Zeina Jamaluddine, a doctoral student at the London School of Hygiene and Tropical Medicine, co-authored an analysis last month in the Lancet medical journal based on the health ministry’s Oct. 26 list. The study concluded that the identification numbers of those listed as killed were highly correlated with age, a pattern unlikely to arise from data fabrication.

She said the Palestinian health authorities’ systems for collecting data had been tested over multiple wars and revised through United Nations-backed efforts: “While no data is 100% perfect, Palestine has high quality data.”

While excess mortality experts have tools for calculating total deaths after conflicts end, there are challenges to doing so and the final post-war toll could end up being incomplete unless deaths are recorded to the greatest extent possible in real time, she said.

“Every name on the list represents a person, a life, a story. Each one deserves to be remembered.”


Researchers use methods such as surveys of households after a conflict is over to estimate the overall toll.

Household surveys could be difficult following this conflict because in some cases entire families have been killed by bombardments – sometimes dozens of members, according to the Oct. 26 list. More than four-fifth of Gaza’s pre-war population has fled their homes – 1.9 million people, according to U.N. figures – and may be difficult to locate, experts say.
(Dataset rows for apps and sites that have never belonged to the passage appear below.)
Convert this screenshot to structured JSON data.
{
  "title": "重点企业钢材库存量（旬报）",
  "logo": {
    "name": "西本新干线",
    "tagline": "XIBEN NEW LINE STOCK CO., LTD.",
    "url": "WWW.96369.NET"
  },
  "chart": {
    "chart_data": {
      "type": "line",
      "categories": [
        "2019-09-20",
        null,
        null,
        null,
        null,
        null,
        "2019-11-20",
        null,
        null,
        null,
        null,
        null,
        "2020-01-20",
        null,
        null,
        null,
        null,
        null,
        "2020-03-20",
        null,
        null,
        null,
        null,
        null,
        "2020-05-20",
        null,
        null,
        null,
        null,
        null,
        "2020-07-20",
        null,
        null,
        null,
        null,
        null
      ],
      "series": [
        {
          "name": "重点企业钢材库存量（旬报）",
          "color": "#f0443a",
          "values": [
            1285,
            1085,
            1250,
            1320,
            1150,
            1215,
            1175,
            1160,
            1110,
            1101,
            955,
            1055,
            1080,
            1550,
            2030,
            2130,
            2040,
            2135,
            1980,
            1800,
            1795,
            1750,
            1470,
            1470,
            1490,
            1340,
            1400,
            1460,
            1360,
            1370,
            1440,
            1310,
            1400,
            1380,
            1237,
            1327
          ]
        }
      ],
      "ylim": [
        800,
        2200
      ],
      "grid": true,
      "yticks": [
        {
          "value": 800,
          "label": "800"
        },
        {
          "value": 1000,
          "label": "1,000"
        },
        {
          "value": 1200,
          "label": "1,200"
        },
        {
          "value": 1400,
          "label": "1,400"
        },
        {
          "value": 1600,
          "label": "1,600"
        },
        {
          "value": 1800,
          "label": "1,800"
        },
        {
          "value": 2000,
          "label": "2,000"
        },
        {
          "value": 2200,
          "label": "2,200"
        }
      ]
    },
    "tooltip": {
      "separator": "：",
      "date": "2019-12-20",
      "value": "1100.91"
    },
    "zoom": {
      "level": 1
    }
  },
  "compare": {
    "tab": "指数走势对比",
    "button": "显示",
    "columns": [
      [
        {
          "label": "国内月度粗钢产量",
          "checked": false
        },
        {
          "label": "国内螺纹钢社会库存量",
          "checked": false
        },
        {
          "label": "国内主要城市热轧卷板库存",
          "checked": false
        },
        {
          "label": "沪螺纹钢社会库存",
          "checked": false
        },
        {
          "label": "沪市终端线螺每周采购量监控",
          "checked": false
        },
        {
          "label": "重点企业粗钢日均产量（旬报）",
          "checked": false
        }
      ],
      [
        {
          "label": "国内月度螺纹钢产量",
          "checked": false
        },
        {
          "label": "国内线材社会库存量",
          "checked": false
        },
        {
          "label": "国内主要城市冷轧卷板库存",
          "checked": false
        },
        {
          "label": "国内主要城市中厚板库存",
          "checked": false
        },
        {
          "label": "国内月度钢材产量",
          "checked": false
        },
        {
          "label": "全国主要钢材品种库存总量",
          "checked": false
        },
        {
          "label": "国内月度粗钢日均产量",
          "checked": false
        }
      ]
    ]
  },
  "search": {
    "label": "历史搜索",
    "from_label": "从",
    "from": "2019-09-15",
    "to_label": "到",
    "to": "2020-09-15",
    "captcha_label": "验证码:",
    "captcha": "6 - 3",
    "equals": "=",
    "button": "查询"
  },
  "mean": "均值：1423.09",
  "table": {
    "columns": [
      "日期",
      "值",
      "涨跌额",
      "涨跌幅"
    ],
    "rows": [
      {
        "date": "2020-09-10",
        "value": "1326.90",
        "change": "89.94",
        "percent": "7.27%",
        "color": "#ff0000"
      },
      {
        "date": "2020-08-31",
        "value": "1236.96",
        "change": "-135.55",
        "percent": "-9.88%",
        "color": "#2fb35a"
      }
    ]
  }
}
But given how close-knit Gazan society is, there is hope that such studies could eventually be conducted in a meaningful way, said Hamit Dardagan of the Iraq Body Count (IBC), an organisation that records violent deaths resulting from the 2003 U.S.-led invasion of Iraq. The IBC has already published an analysis on age and other characteristics of those killed in Gaza, based on the ministry’s Oct. 26 data.

“The pace of civilian deaths – at least 200 each day since October 7, except for the week-long truce – is unprecedented this century, and was not seen at height of the Iraq invasion,” Dardagan said.

It will take years to recover the remains of people from beneath the rubble, and the costly, technical process will not result in the identification of each body, said Dr Gilbert Burnham, a doctor and professor at Johns Hopkins University who has worked since the 1970s on humanitarian health problems in wars.

In addition to the dead, the ministry says there have been more than 52,500 people wounded in the conflict. The WHO points to the growing risk of disease due to a lack of clean water, food and medical attention. 

Dr Ghassan Abu Sitta, a British-Palestinian surgeon who volunteered in two hospitals in northern Gaza for the first six weeks of the war, said some people were dying because of lack of treatment of open wounds.

“The death toll is a poor proxy of human suffering”, said Dr Annie Sparrow, a pediatrician who has worked with medics treating the wounded in the Syrian civil war for more than a decade and is an Associate Professor of Global Health at the Icahn School of Medicine at Mount Sinai in New York City.

But the use of records to fight the fear of erasure runs deep in Palestinian culture, said Abdel Razzaq Takriti, associate professor of Modern Arab History at Rice University in Texas. He quoted from a poem by prominent Palestinian poet Mahmoud Darwish: “You will be forgotten as if you never were”.

Takriti said many Palestinians see the Gaza war as part of a history of conflict and displacement by Israeli forces dating back to the Nakba – or catastrophe in Arabic – when more than 700,000 Palestinians fled or were expelled from their homes in what is now Israel during the war over the formation of the country in 1948.

“For the sake of the present, future, and the past, we need to have an accurate rendition of numbers,” Takriti said.

(Reporting by Bassam Massoud in Gaza and Maggie Fick in London; Additional reporting by Nidal Al-Mughrabi in Cairo, Ali Sawafta in Ramallah, Frank Jack Daniel and Dan Williams in Jerusalem, Jana Choukeir in Dubai and Emma Farge in Geneva; Writing by Maggie Fick; Editing by Daniel Flynn)